*Problem to work on:* Copy the data exactly, pictures aside.

*Provided data:*
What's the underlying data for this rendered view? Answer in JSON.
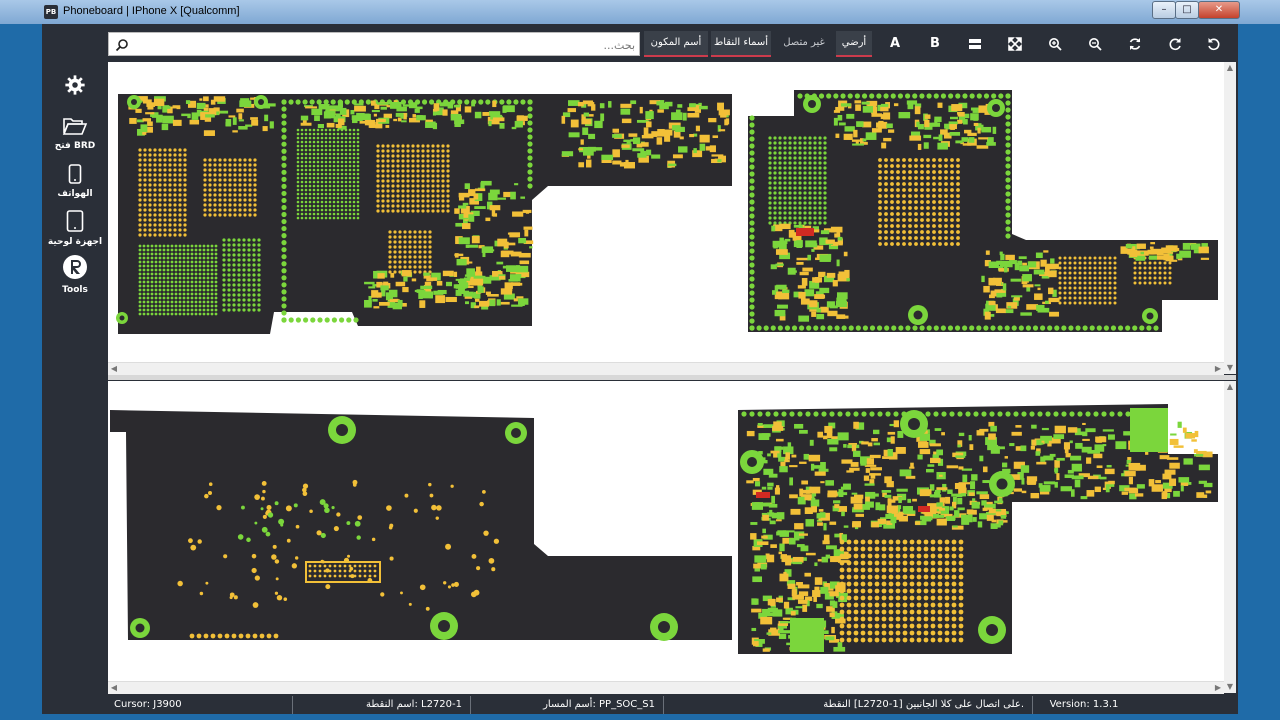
{
  "window": {
    "icon_text": "PB",
    "title": "Phoneboard | IPhone X [Qualcomm]"
  },
  "sidebar": {
    "items": [
      {
        "label": "",
        "icon": "gear-icon"
      },
      {
        "label": "فتح BRD",
        "icon": "folder-open-icon"
      },
      {
        "label": "الهواتف",
        "icon": "phone-icon"
      },
      {
        "label": "اجهزة لوحية",
        "icon": "tablet-icon"
      },
      {
        "label": "Tools",
        "icon": "tools-logo-icon"
      }
    ]
  },
  "toolbar": {
    "search_placeholder": "بحث...",
    "filters": [
      {
        "label": "أسم المكون",
        "underline_color": "#cc3b4c"
      },
      {
        "label": "أسماء النقاط",
        "underline_color": "#cc3b4c"
      },
      {
        "label": "غير متصل"
      },
      {
        "label": "أرضي",
        "underline_color": "#cc3b4c"
      }
    ],
    "icons": [
      {
        "label": "A",
        "icon": "side-a-icon"
      },
      {
        "label": "B",
        "icon": "side-b-icon"
      },
      {
        "label": "",
        "icon": "split-view-icon"
      },
      {
        "label": "",
        "icon": "fit-screen-icon"
      },
      {
        "label": "",
        "icon": "zoom-in-icon"
      },
      {
        "label": "",
        "icon": "zoom-out-icon"
      },
      {
        "label": "",
        "icon": "refresh-icon"
      },
      {
        "label": "",
        "icon": "rotate-cw-icon"
      },
      {
        "label": "",
        "icon": "rotate-ccw-icon"
      }
    ]
  },
  "colors": {
    "board": "#2b2a2e",
    "pad_green": "#7bd63c",
    "pad_yellow": "#f2c038",
    "pad_red": "#d12a22",
    "accent": "#cc3b4c"
  },
  "status": {
    "cursor": "Cursor: J3900",
    "point_name": "اسم النقطة: L2720-1",
    "net_name": "أسم المسار: PP_SOC_S1",
    "message": "النقطة [L2720-1] على اتصال على كلا الجانبين.",
    "version": "Version: 1.3.1"
  }
}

*Reply to the task:*
What's the underlying data for this rendered view? Answer in JSON.
{
  "window": {
    "icon_text": "PB",
    "title": "Phoneboard | IPhone X [Qualcomm]"
  },
  "sidebar": {
    "items": [
      {
        "label": "",
        "icon": "gear-icon"
      },
      {
        "label": "فتح BRD",
        "icon": "folder-open-icon"
      },
      {
        "label": "الهواتف",
        "icon": "phone-icon"
      },
      {
        "label": "اجهزة لوحية",
        "icon": "tablet-icon"
      },
      {
        "label": "Tools",
        "icon": "tools-logo-icon"
      }
    ]
  },
  "toolbar": {
    "search_placeholder": "بحث...",
    "filters": [
      {
        "label": "أسم المكون",
        "underline_color": "#cc3b4c"
      },
      {
        "label": "أسماء النقاط",
        "underline_color": "#cc3b4c"
      },
      {
        "label": "غير متصل"
      },
      {
        "label": "أرضي",
        "underline_color": "#cc3b4c"
      }
    ],
    "icons": [
      {
        "label": "A",
        "icon": "side-a-icon"
      },
      {
        "label": "B",
        "icon": "side-b-icon"
      },
      {
        "label": "",
        "icon": "split-view-icon"
      },
      {
        "label": "",
        "icon": "fit-screen-icon"
      },
      {
        "label": "",
        "icon": "zoom-in-icon"
      },
      {
        "label": "",
        "icon": "zoom-out-icon"
      },
      {
        "label": "",
        "icon": "refresh-icon"
      },
      {
        "label": "",
        "icon": "rotate-cw-icon"
      },
      {
        "label": "",
        "icon": "rotate-ccw-icon"
      }
    ]
  },
  "colors": {
    "board": "#2b2a2e",
    "pad_green": "#7bd63c",
    "pad_yellow": "#f2c038",
    "pad_red": "#d12a22",
    "accent": "#cc3b4c"
  },
  "status": {
    "cursor": "Cursor: J3900",
    "point_name": "اسم النقطة: L2720-1",
    "net_name": "أسم المسار: PP_SOC_S1",
    "message": "النقطة [L2720-1] على اتصال على كلا الجانبين.",
    "version": "Version: 1.3.1"
  }
}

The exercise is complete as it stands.